Hi Everyone, This is my first question in the forum. I am having a challenge in the FPGA code I am trying to solve. The FPGA state machine will lock up to a certain unknown state due to the noise from SMPS. Only reset can recover it. Now I am suspect this was due to my incorrect reset code (I am new to FPGA verilog ). My question is what would possibly happen if I write the reset in this form. The reset is triggered by external signal and will be synchronized for global reset.
if (reset) delay <= 0; if (inc_delay & !reset) delay <= delay + 1'b1;
If you have question or something I did not clarify. Please let me know.
: Edited by Moderator
Z. W. wrote: > The FPGA state machine will lock up to a certain unknown state When I read this, in my mind immediately pops up: "Asynchronous Inputs!" Try that with Google translate: http://www.lothar-miller.de/s9y/categories/35-Einsynchronisieren (Its german. And its VHDL, but the problem is the very same) And here one must keep in mind: the most async input is the reset. > due to the noise from SMPS. Thats very, very strange! And it sounds like a try for a cheap excuse for a self made problem. Billions of electronic devices are running with SMPS, why not yours? Ist it poorly self designed? Or why can you blame the SMPS for the problems?
Please don't judge before standing in my shoes. I am in oil gas industry and trying to pack all the circuits in a very tiny space to work at 200ºC. Parts selection that can work at this grade is very limited. Those fancy filter scheme is not going to work for my case. I can only live with the noise. The power supply is transformerless and the input range is from 150V ~ 250V and output can be low as 26V and 50mA. We have done multiple tests confirm the lock up is due to the noise. And only the ADC module is locking up. The code size is too large that it has to be seperated into two FPGA module that works at 200C. When the code is running at commercial grade there was no problem. The asynchronous input will be synchronized. The asynchronized reset is generated by OPAMP with two different time constant capacitor and resistor at different voltage rail during circuit startup. Once this signal is trigger, the reset module in FPGA will extend it for couple ms to synchronize it. My question was about the consequence of incorrect reset I wrote.
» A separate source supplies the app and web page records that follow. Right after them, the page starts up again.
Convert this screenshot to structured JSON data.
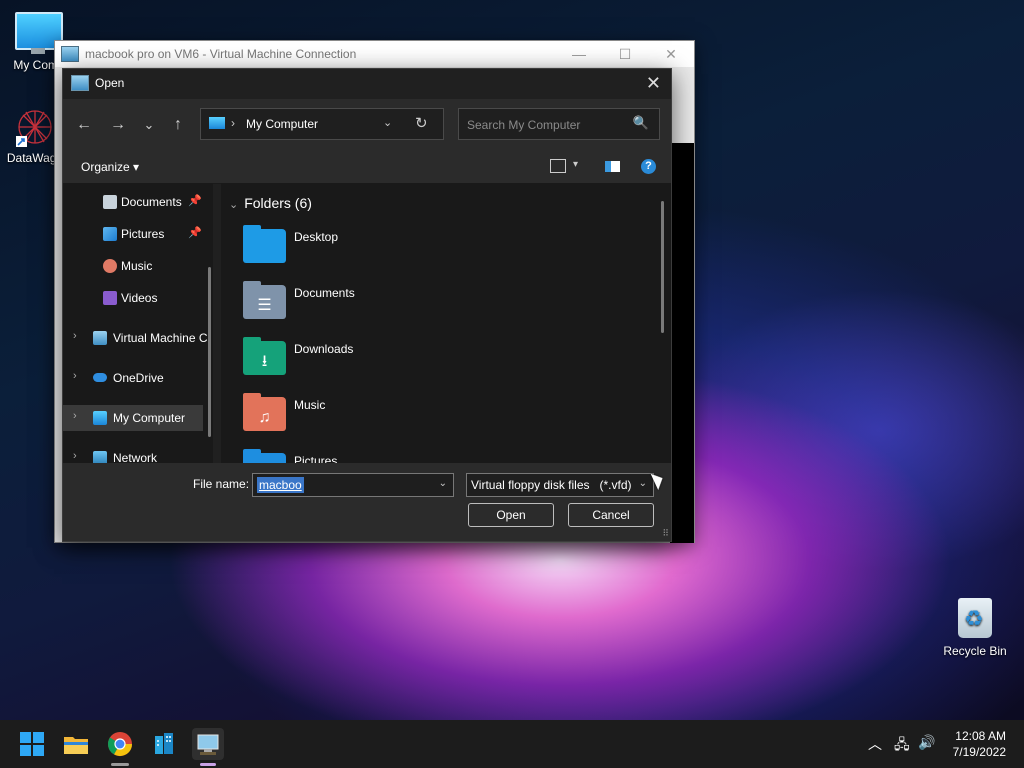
{
  "desktop": {
    "icons": [
      {
        "label": "My Comp",
        "icon": "monitor-icon"
      },
      {
        "label": "DataWago",
        "icon": "datawagon-shortcut-icon"
      },
      {
        "label": "Recycle Bin",
        "icon": "recycle-bin-icon"
      }
    ]
  },
  "vm_window": {
    "title": "macbook pro on VM6 - Virtual Machine Connection",
    "controls": {
      "minimize": "—",
      "maximize": "☐",
      "close": "✕"
    }
  },
  "dialog": {
    "title": "Open",
    "close": "✕",
    "nav": {
      "back": "←",
      "forward": "→",
      "recent": "⌄",
      "up": "↑"
    },
    "address": {
      "separator": "›",
      "location": "My Computer",
      "dropdown": "⌄",
      "refresh": "↻"
    },
    "search": {
      "placeholder": "Search My Computer",
      "icon": "🔍"
    },
    "toolbar": {
      "organize": "Organize ▾",
      "view_dropdown": "▾",
      "help": "?"
    },
    "nav_pane": [
      {
        "label": "Documents",
        "icon": "documents-icon",
        "pinned": "📌"
      },
      {
        "label": "Pictures",
        "icon": "pictures-icon",
        "pinned": "📌"
      },
      {
        "label": "Music",
        "icon": "music-icon"
      },
      {
        "label": "Videos",
        "icon": "videos-icon"
      },
      {
        "label": "Virtual Machine C",
        "icon": "virtual-machine-icon",
        "expand": "›"
      },
      {
        "label": "OneDrive",
        "icon": "onedrive-icon",
        "expand": "›"
      },
      {
        "label": "My Computer",
        "icon": "computer-icon",
        "expand": "›",
        "selected": true
      },
      {
        "label": "Network",
        "icon": "network-icon",
        "expand": "›"
      }
    ],
    "content": {
      "group_chevron": "⌄",
      "group_header": "Folders (6)",
      "folders": [
        {
          "name": "Desktop",
          "icon": "desktop-folder-icon",
          "glyph": "",
          "color": "#1e9be6"
        },
        {
          "name": "Documents",
          "icon": "documents-folder-icon",
          "glyph": "☰",
          "color": "#7f93aa"
        },
        {
          "name": "Downloads",
          "icon": "downloads-folder-icon",
          "glyph": "⭳",
          "color": "#15a27a"
        },
        {
          "name": "Music",
          "icon": "music-folder-icon",
          "glyph": "♫",
          "color": "#e2735a"
        },
        {
          "name": "Pictures",
          "icon": "pictures-folder-icon",
          "glyph": "",
          "color": "#1e8ee0"
        }
      ]
    },
    "bottom": {
      "filename_label": "File name:",
      "filename_value": "macboo",
      "filename_dropdown": "⌄",
      "filetype_value": "Virtual floppy disk files   (*.vfd)",
      "filetype_dropdown": "⌄",
      "open_button": "Open",
      "cancel_button": "Cancel",
      "resize_grip": "⠿"
    }
  },
  "taskbar": {
    "apps": [
      {
        "name": "start",
        "icon": "windows-start-icon"
      },
      {
        "name": "file-explorer",
        "icon": "file-explorer-icon"
      },
      {
        "name": "chrome",
        "icon": "chrome-icon"
      },
      {
        "name": "office-building",
        "icon": "server-app-icon"
      },
      {
        "name": "vm-connection",
        "icon": "vm-connection-icon"
      }
    ],
    "tray": {
      "chevron": "︿",
      "network": "🖧",
      "volume": "🔊"
    },
    "clock": {
      "time": "12:08 AM",
      "date": "7/19/2022"
    }
  },
  "colors": {
    "dialog_bg": "#202020",
    "accent": "#3a76c8",
    "taskbar": "#1c1c1c"
  }
}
Usually it is if(reset) A <= 0; else if ( ) A<= 1; If people (especially the moderator) in this forum is that condescending, I will stop here and go somewhere else for help.
Z. W. wrote: > Please don't judge before standing in my shoes. Where did I judge? I asked information you didn't provide in the first post... > If people (especially the moderator) in this forum is that > condescending, I will stop here and go somewhere else for help. If you want want it "soft and warm" you'll have to. But as I said: answer those questions and think about them. It was my leisure time I took to try to help you. I simply could have written nothing instead... > My question was about the consequence of incorrect reset I wrote. What is "incorrect" with this version? > We have done multiple tests confirm the lock up is due to the noise. At what clock speed? How many clocks do you have in your design? > When the code is running at commercial grade there was no problem. Then it is some kind of async input. Do you have reasonable timing constraints? > The code size is too large that it has to be seperated into two FPGA > module FPGA is full? Did you check for SSO bouncing? Z. W. wrote: > if (reset) > delay <= 0; > if (inc_delay & !reset) > delay <= delay + 1'b1; Because there is no "else" you will get a flipflop with sync reset. You will have to give more lines of code to get a clear picture try to start at keyword always...
: Edited by Moderator